The call came at 3 am, waking Ms. J from a sound sleep. She groggily reached for her glasses on the bedside table, grabbed the phone, and quietly slipped out of the bedroom in order to leave her husband undisturbed.

This was the part of her job Ms. J, 42, liked least. As a nurse practitioner in an orthopedic clinic, she took her share of nights on call. Over the years, she found that patients could become anxious in the wee hours. Sometimes, they just needed reassurance, not medical treatment. 

“Yes?” she said, in a scratchy voice.

“Ms. J, this is Barbara from your service. We’ve got a Mrs. M on the line. She says that she’s nauseous and vomiting and feels very ill.”

Ms. J told Barbara to put the call through.

“I’m very queasy and faint,” Mrs. M murmured, “and I threw up earlier.”

“Are you currently on any medications?”

“Yes,” the patient replied. “After my back surgery last week, the doctor gave me the pain patch —I’m supposed to put two on every 72 hours.”

“Did your physician prescribe any other medication for you?”

“Yes. He gave me something called Zofran (ondansetron) in case I felt nauseous from the pain medication,” she said, weakly.

“Okay,” said Ms. J. “It’s not uncommon to feel queasy from a fentanyl patch. Just take your anti-nausea medication as prescribed and go back to bed. I’m sure you’ll feel better in the morning.
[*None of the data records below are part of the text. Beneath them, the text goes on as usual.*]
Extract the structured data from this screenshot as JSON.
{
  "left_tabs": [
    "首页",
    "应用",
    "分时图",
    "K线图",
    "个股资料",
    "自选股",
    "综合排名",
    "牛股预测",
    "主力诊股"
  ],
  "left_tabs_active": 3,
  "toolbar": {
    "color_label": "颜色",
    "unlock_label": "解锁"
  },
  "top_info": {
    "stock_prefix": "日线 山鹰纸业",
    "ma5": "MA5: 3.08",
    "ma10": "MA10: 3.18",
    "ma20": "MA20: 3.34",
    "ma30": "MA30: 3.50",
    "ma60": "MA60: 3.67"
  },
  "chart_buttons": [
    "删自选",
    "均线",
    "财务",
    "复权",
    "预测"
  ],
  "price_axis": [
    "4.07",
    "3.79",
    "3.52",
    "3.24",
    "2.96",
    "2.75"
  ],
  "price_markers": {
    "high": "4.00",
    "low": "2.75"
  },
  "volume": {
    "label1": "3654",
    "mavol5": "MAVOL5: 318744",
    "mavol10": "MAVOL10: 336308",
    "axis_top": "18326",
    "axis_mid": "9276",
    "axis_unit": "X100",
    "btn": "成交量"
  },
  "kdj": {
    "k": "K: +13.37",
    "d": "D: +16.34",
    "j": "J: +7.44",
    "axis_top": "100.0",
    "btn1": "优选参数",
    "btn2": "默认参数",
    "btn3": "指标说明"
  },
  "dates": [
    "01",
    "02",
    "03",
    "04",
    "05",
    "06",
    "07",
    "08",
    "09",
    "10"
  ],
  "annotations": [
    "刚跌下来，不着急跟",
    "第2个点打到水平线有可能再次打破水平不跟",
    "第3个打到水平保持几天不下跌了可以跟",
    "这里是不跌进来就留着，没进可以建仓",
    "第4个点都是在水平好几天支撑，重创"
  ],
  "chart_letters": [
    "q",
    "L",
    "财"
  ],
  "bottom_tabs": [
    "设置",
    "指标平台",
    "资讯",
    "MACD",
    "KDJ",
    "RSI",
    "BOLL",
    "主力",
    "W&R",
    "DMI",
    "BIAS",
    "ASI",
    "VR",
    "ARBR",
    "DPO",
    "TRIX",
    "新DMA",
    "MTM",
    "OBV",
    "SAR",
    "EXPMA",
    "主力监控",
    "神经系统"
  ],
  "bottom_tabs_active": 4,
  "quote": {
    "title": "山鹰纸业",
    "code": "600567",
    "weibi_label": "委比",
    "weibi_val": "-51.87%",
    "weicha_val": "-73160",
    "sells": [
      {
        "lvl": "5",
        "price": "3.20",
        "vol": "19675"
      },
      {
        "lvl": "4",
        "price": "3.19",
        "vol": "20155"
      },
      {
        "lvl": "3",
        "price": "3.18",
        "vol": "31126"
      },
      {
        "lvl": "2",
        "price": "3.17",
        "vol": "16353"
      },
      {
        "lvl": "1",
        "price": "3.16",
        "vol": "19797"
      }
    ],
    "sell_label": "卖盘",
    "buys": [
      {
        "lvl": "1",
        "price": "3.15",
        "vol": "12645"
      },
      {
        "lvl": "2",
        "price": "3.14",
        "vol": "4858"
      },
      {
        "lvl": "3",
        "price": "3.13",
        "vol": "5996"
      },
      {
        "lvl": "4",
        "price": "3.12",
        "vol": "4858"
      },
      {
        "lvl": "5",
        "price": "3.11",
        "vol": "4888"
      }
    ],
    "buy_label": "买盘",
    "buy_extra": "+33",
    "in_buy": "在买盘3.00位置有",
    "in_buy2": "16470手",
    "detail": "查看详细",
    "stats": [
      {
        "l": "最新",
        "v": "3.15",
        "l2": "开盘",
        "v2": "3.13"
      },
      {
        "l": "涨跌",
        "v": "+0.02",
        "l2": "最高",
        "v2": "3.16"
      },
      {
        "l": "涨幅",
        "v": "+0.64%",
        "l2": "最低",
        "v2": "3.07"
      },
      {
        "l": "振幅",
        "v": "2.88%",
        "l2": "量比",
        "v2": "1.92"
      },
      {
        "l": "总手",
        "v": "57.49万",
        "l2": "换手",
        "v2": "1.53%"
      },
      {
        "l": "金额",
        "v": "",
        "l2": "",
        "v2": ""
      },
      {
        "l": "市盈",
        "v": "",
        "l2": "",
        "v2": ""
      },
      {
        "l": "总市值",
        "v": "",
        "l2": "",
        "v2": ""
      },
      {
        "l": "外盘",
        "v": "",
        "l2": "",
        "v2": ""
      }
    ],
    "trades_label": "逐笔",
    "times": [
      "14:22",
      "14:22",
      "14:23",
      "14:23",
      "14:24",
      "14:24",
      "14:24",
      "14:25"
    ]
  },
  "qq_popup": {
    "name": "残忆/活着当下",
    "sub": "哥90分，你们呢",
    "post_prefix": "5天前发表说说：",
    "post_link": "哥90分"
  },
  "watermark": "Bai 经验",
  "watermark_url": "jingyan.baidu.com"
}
If you don’t, be sure to call the office.”

Ms. J then returned to bed. Across town, however, things were getting worse.